▸ **RECORDED INFORMATION**
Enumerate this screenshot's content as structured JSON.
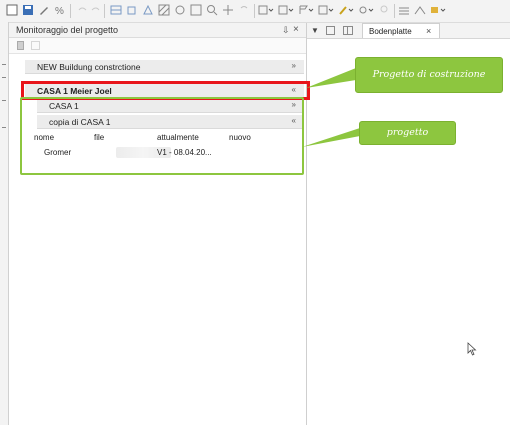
{
  "panel": {
    "title": "Monitoraggio del progetto",
    "pin_glyph": "⇩",
    "close_glyph": "×"
  },
  "tree": {
    "rows": [
      {
        "label": "NEW Buildung constrctione",
        "chevron": "»",
        "expanded": false
      },
      {
        "label": "CASA 1 Meier  Joel",
        "chevron": "«",
        "expanded": true
      },
      {
        "label": "CASA 1",
        "chevron": "»",
        "expanded": false
      },
      {
        "label": "copia di CASA 1",
        "chevron": "«",
        "expanded": true
      }
    ]
  },
  "table": {
    "columns": [
      "nome",
      "file",
      "attualmente",
      "nuovo"
    ],
    "rows": [
      {
        "nome": "Gromer",
        "file": "",
        "attualmente": "V1 - 08.04.20...",
        "nuovo": ""
      }
    ]
  },
  "annotations": {
    "callout_construction": "Progetto di costruzione",
    "callout_project": "progetto",
    "accent_green": "#8dc63f",
    "accent_red": "#e8151b"
  },
  "document": {
    "tab_label": "Bodenplatte",
    "tab_close": "×",
    "dropdown_glyph": "▼"
  },
  "icons": [
    "new-icon",
    "save-icon",
    "tools-icon",
    "layers-icon",
    "grid-icon",
    "zoom-icon",
    "move-icon",
    "dimension-icon",
    "dropdown-icon",
    "chevron-icon",
    "close-icon",
    "pin-icon",
    "cursor-icon"
  ]
}
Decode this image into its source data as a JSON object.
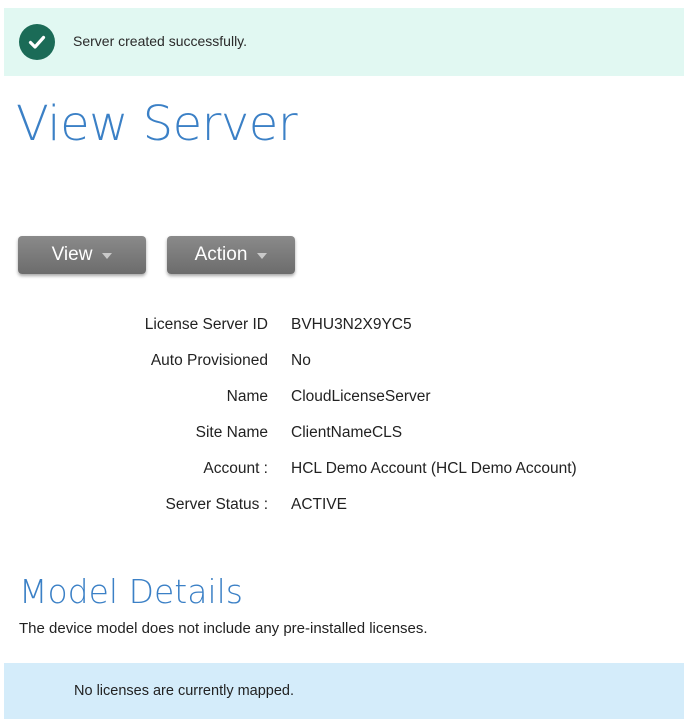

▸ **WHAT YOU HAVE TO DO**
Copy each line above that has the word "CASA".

▸ **SOLUTION TO THIS PROBLEM**
        "label": "CASA 1 Meier  Joel",
        "label": "CASA 1",
        "label": "copia di CASA 1",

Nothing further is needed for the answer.